Task goal:
Take every line containing "este" out of the records.

Start of Supplied entries

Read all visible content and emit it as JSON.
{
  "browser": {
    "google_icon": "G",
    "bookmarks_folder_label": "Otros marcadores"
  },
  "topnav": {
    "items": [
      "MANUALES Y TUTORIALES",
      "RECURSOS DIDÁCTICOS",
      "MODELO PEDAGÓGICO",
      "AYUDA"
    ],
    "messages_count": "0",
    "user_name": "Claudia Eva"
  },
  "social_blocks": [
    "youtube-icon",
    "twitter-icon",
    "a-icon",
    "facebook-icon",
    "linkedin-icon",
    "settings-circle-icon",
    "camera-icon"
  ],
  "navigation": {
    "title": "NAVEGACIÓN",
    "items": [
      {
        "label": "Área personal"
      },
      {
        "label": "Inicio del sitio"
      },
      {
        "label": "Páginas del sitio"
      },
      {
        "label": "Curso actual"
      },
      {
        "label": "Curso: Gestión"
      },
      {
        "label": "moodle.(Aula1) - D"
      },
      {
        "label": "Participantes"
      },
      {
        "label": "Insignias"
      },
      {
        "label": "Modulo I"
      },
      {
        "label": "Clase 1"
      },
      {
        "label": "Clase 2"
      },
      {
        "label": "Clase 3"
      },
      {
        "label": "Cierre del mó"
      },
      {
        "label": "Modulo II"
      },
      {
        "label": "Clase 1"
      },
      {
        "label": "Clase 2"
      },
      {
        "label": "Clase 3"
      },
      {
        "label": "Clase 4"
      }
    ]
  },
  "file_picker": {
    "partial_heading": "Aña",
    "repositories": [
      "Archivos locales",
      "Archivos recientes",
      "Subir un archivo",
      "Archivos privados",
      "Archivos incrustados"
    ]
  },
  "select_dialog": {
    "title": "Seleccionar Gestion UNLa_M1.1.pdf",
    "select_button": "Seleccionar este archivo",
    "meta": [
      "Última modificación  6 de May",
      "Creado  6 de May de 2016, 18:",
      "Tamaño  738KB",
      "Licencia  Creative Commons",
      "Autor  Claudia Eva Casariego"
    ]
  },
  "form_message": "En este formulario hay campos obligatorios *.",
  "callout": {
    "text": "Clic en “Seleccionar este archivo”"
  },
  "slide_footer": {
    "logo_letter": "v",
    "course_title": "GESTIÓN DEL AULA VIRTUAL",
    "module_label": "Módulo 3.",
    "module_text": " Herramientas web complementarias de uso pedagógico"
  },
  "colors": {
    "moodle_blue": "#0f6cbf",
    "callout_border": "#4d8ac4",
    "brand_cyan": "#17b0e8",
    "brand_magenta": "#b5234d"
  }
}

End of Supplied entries
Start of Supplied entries

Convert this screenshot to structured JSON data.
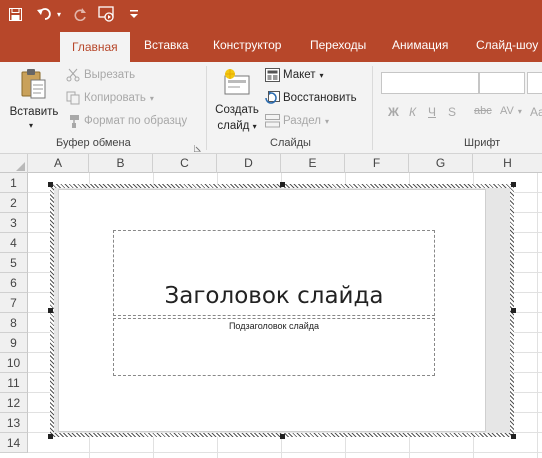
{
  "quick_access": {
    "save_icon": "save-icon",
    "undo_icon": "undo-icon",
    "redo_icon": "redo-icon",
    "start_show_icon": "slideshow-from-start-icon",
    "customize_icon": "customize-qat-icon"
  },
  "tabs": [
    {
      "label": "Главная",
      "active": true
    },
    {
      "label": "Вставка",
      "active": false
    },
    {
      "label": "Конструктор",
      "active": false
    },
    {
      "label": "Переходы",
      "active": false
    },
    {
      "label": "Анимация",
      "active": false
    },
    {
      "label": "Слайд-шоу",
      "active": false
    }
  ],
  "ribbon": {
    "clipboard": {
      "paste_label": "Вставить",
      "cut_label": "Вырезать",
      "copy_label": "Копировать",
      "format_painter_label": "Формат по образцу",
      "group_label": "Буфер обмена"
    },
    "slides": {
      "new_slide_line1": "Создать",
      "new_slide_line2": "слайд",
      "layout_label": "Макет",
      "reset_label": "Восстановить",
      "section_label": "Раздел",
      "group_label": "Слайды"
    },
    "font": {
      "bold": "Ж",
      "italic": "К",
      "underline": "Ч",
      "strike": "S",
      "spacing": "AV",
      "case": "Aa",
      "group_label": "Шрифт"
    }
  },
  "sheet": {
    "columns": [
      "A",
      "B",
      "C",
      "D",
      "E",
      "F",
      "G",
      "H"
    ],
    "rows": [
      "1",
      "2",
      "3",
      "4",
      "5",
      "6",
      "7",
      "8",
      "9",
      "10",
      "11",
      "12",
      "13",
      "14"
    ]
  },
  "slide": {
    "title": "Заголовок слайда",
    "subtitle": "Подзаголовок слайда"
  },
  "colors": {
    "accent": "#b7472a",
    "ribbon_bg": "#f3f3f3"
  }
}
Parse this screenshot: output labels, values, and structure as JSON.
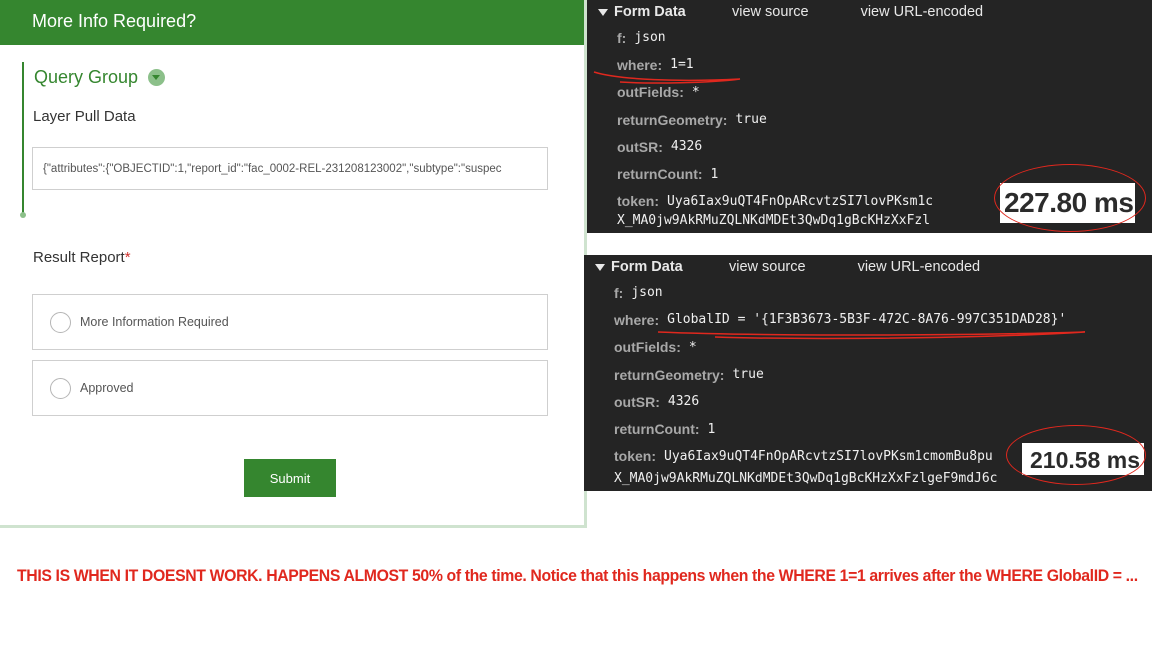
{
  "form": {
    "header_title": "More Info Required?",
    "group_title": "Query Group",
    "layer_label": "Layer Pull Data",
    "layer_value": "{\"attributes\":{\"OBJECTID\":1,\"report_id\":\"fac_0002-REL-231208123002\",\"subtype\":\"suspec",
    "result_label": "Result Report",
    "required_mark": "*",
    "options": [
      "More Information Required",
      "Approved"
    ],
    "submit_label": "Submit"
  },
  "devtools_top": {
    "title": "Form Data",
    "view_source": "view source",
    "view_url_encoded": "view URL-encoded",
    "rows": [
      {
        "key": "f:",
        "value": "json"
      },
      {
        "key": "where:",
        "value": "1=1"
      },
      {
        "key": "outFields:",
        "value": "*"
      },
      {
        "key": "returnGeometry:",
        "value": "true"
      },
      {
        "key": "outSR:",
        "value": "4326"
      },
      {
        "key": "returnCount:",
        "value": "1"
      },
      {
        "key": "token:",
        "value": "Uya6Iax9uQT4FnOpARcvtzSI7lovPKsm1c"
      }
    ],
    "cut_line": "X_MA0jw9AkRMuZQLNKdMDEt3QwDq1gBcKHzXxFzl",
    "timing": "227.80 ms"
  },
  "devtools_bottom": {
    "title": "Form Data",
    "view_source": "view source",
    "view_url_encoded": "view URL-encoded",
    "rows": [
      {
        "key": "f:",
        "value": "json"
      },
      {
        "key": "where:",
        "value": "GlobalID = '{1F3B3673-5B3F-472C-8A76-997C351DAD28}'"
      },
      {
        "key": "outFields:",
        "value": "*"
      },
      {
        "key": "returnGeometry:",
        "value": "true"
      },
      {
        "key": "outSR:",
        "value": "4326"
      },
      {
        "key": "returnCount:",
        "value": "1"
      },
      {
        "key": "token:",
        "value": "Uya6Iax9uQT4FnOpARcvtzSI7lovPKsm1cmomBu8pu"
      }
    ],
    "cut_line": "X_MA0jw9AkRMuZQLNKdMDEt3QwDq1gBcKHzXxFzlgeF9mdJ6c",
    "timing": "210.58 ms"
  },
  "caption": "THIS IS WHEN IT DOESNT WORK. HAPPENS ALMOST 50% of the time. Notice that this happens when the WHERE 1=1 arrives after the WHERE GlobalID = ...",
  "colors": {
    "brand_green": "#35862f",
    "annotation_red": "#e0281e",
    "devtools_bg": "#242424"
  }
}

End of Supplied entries

Your response:
    "select_button": "Seleccionar este archivo",
  "form_message": "En este formulario hay campos obligatorios *.",
    "text": "Clic en “Seleccionar este archivo”"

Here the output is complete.